### [WHAT TO PRODUCE]
The result should be an exact copy of only the lines from the one holding "Decode this image" through the last line of the data below, please, without pictures.

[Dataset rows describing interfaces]

■ ■ ■

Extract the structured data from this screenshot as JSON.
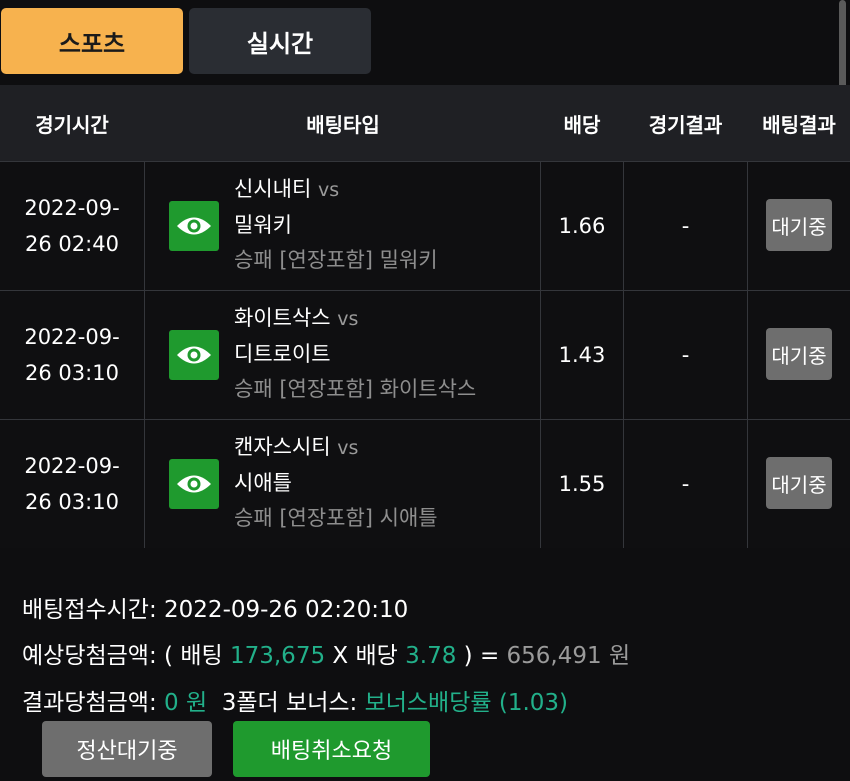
{
  "tabs": {
    "sports": "스포츠",
    "live": "실시간"
  },
  "headers": {
    "time": "경기시간",
    "bet_type": "배팅타입",
    "odds": "배당",
    "game_result": "경기결과",
    "bet_result": "배팅결과"
  },
  "rows": [
    {
      "date": "2022-09-",
      "time": "26 02:40",
      "home": "신시내티",
      "vs": "vs",
      "away": "밀워키",
      "market": "승패 [연장포함] 밀워키",
      "odds": "1.66",
      "result": "-",
      "status": "대기중"
    },
    {
      "date": "2022-09-",
      "time": "26 03:10",
      "home": "화이트삭스",
      "vs": "vs",
      "away": "디트로이트",
      "market": "승패 [연장포함] 화이트삭스",
      "odds": "1.43",
      "result": "-",
      "status": "대기중"
    },
    {
      "date": "2022-09-",
      "time": "26 03:10",
      "home": "캔자스시티",
      "vs": "vs",
      "away": "시애틀",
      "market": "승패 [연장포함] 시애틀",
      "odds": "1.55",
      "result": "-",
      "status": "대기중"
    }
  ],
  "summary": {
    "bet_time_label": "배팅접수시간:",
    "bet_time": "2022-09-26 02:20:10",
    "expected_label": "예상당첨금액:",
    "open_paren": "(",
    "bet_label": "배팅",
    "bet_amount": "173,675",
    "times": "X",
    "odds_label": "배당",
    "total_odds": "3.78",
    "close_eq": ") =",
    "expected_amount": "656,491",
    "won_unit": "원",
    "result_label": "결과당첨금액:",
    "result_amount": "0 원",
    "bonus_label": "3폴더 보너스:",
    "bonus_value": "보너스배당률 (1.03)"
  },
  "buttons": {
    "settle": "정산대기중",
    "cancel": "배팅취소요청"
  },
  "icons": {
    "view": "eye-icon"
  },
  "colors": {
    "accent": "#f7b24e",
    "green": "#1f9a2e",
    "highlight": "#22b08a",
    "pending": "#6e6e6e"
  }
}
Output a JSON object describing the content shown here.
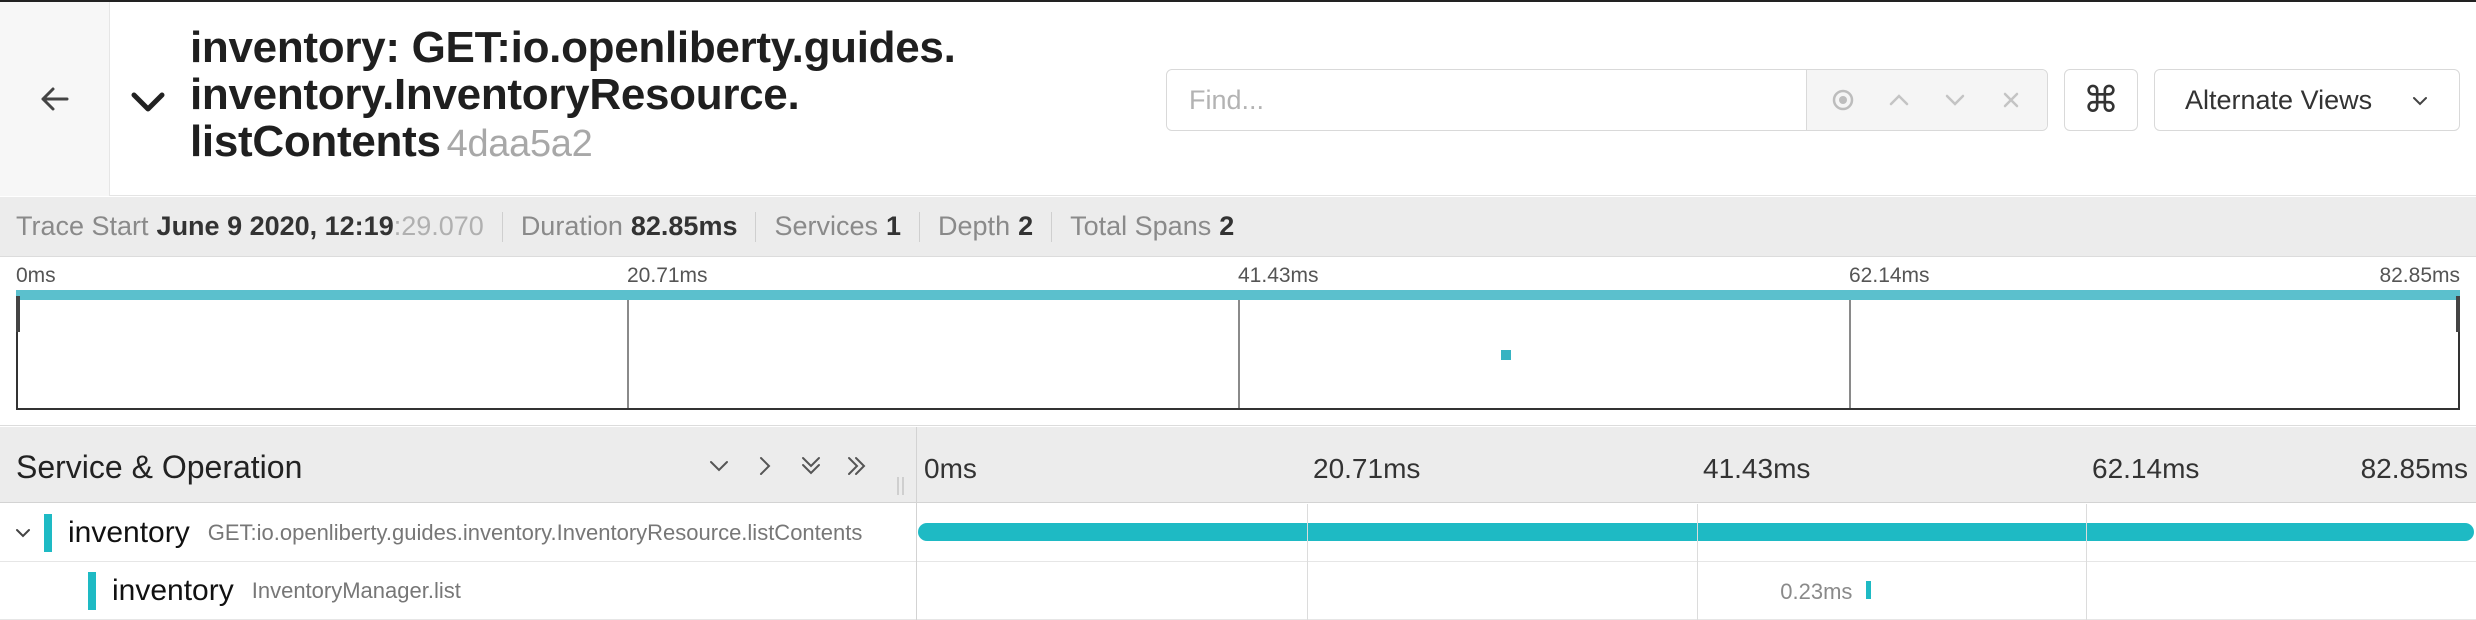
{
  "header": {
    "back_icon": "arrow-left-icon",
    "collapse_icon": "chevron-down-icon",
    "title_line1": "inventory: GET:io.openliberty.guides.",
    "title_line2": "inventory.InventoryResource.",
    "title_line3": "listContents",
    "trace_id": "4daa5a2",
    "find": {
      "placeholder": "Find...",
      "value": "",
      "tools": [
        "locate-icon",
        "chevron-up-icon",
        "chevron-down-icon",
        "close-icon"
      ]
    },
    "keyboard_shortcuts_glyph": "⌘",
    "alternate_views_label": "Alternate Views"
  },
  "summary": {
    "trace_start_label": "Trace Start",
    "trace_start_value": "June 9 2020, 12:19",
    "trace_start_seconds": ":29.070",
    "duration_label": "Duration",
    "duration_value": "82.85ms",
    "services_label": "Services",
    "services_value": "1",
    "depth_label": "Depth",
    "depth_value": "2",
    "total_spans_label": "Total Spans",
    "total_spans_value": "2"
  },
  "minimap": {
    "ticks": [
      "0ms",
      "20.71ms",
      "41.43ms",
      "62.14ms",
      "82.85ms"
    ]
  },
  "timeline": {
    "column_title": "Service & Operation",
    "controls": [
      "chevron-down-icon",
      "chevron-right-icon",
      "double-chevron-down-icon",
      "double-chevron-right-icon"
    ],
    "ticks": [
      "0ms",
      "20.71ms",
      "41.43ms",
      "62.14ms",
      "82.85ms"
    ],
    "span_color": "#1ebac4",
    "rows": [
      {
        "service": "inventory",
        "operation": "GET:io.openliberty.guides.inventory.InventoryResource.listContents",
        "start_ms": 0,
        "duration_ms": 82.85,
        "duration_label": ""
      },
      {
        "service": "inventory",
        "operation": "InventoryManager.list",
        "start_ms": 50.5,
        "duration_ms": 0.23,
        "duration_label": "0.23ms"
      }
    ]
  }
}
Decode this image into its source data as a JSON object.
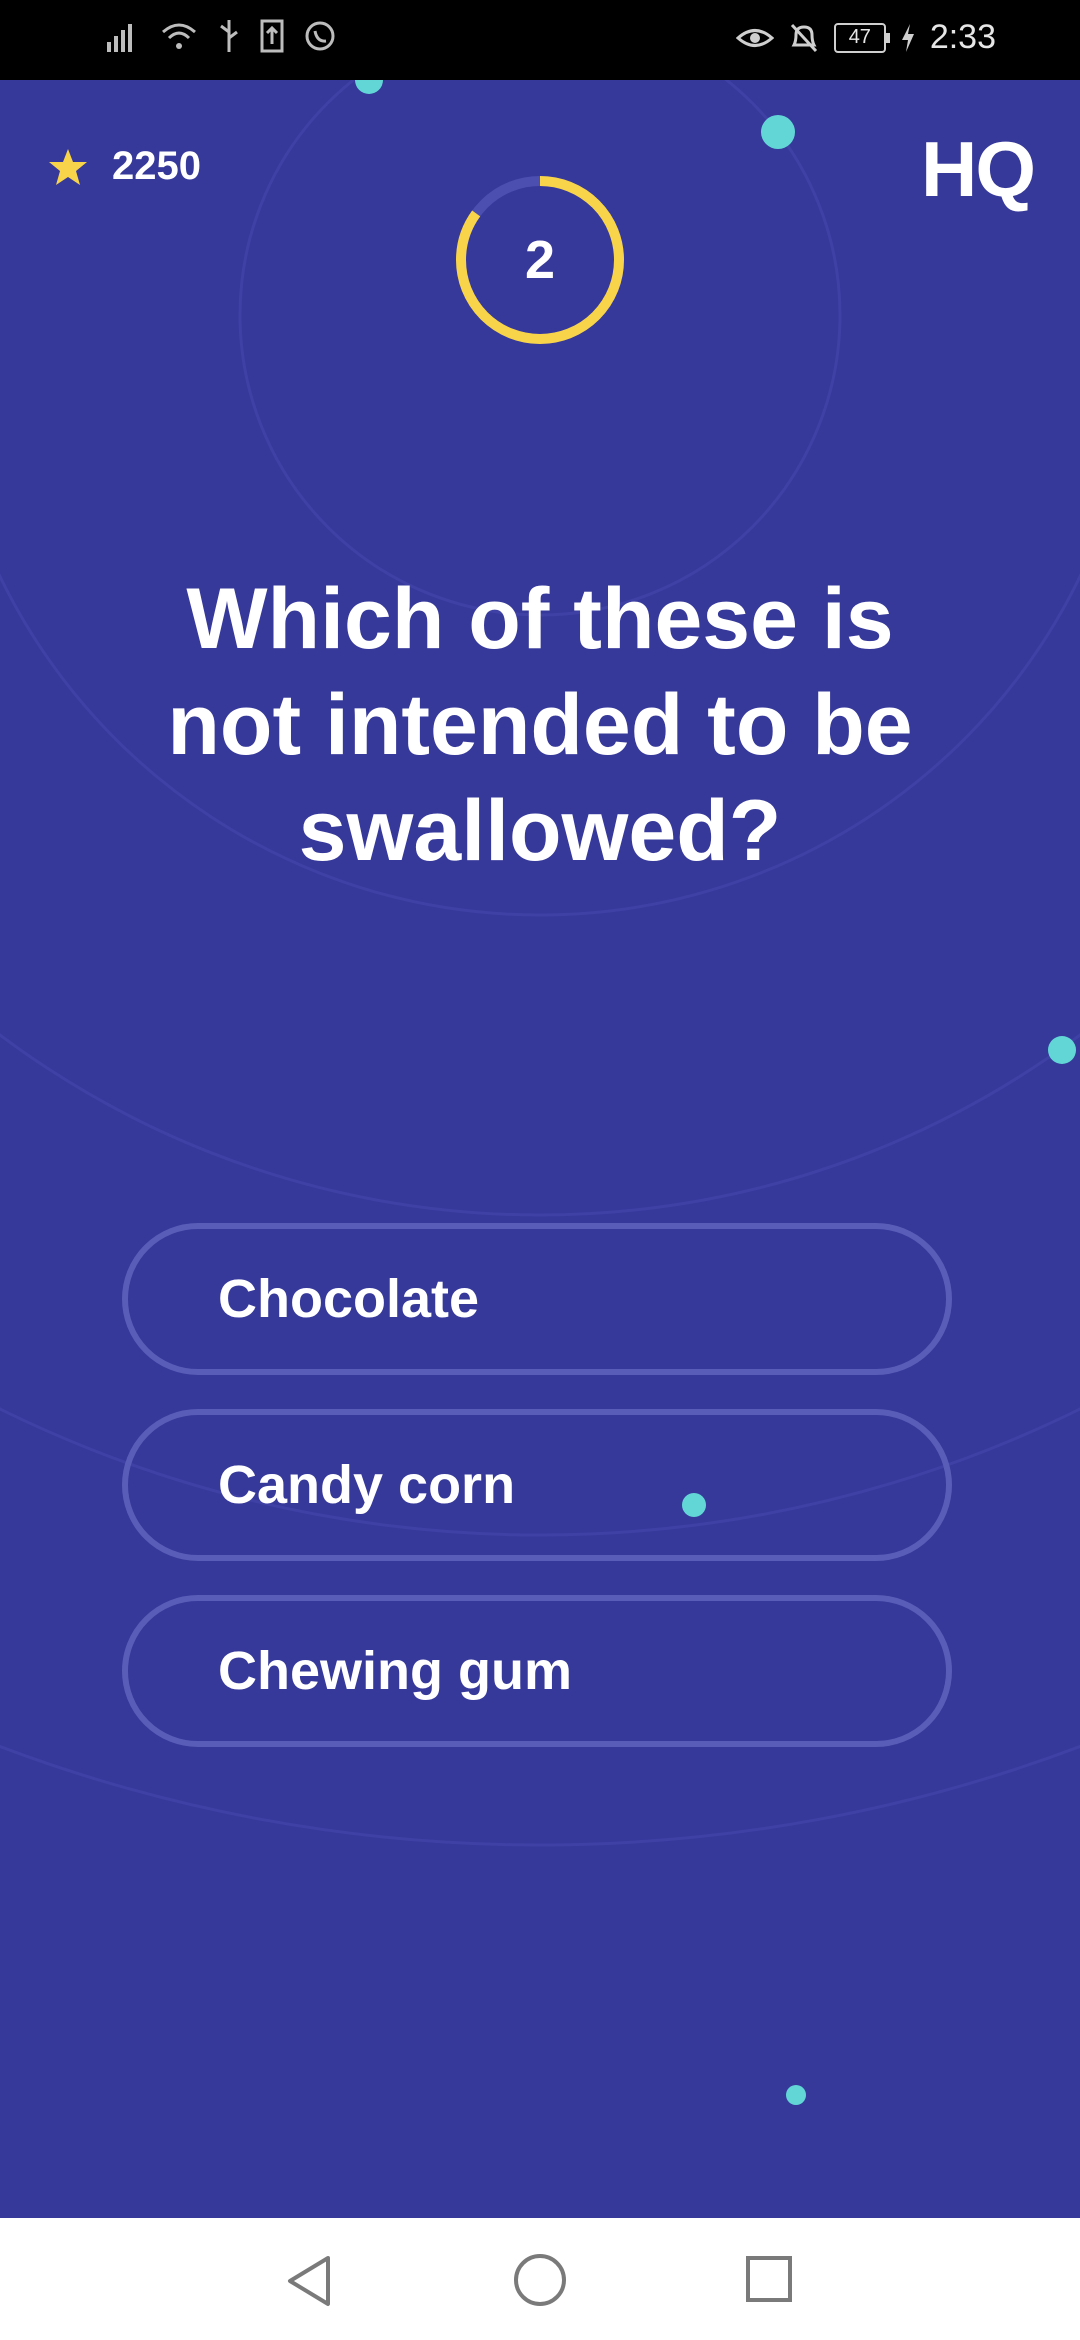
{
  "status_bar": {
    "time": "2:33",
    "battery": "47",
    "left_icons": [
      "signal-icon",
      "wifi-icon",
      "usb-icon",
      "upload-icon",
      "whatsapp-icon"
    ],
    "right_icons": [
      "eye-icon",
      "bell-off-icon",
      "battery-icon",
      "charging-icon"
    ]
  },
  "header": {
    "score": "2250",
    "logo": "HQ",
    "timer_value": "2",
    "timer_progress": 0.85
  },
  "question": {
    "text": "Which of these is not intended to be swallowed?"
  },
  "answers": [
    {
      "label": "Chocolate"
    },
    {
      "label": "Candy corn"
    },
    {
      "label": "Chewing gum"
    }
  ],
  "colors": {
    "background": "#36389a",
    "accent_yellow": "#f8d44a",
    "dot_cyan": "#62d6d6",
    "answer_border": "#5a5db7"
  },
  "nav_bar": {
    "buttons": [
      "back-icon",
      "home-icon",
      "recents-icon"
    ]
  }
}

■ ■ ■

### [OUTPUT OF THE EXERCISE]
Decode this image into its source data as a JSON object.
{
  "status_bar": {
    "time": "2:33",
    "battery": "47",
    "left_icons": [
      "signal-icon",
      "wifi-icon",
      "usb-icon",
      "upload-icon",
      "whatsapp-icon"
    ],
    "right_icons": [
      "eye-icon",
      "bell-off-icon",
      "battery-icon",
      "charging-icon"
    ]
  },
  "header": {
    "score": "2250",
    "logo": "HQ",
    "timer_value": "2",
    "timer_progress": 0.85
  },
  "question": {
    "text": "Which of these is not intended to be swallowed?"
  },
  "answers": [
    {
      "label": "Chocolate"
    },
    {
      "label": "Candy corn"
    },
    {
      "label": "Chewing gum"
    }
  ],
  "colors": {
    "background": "#36389a",
    "accent_yellow": "#f8d44a",
    "dot_cyan": "#62d6d6",
    "answer_border": "#5a5db7"
  },
  "nav_bar": {
    "buttons": [
      "back-icon",
      "home-icon",
      "recents-icon"
    ]
  }
}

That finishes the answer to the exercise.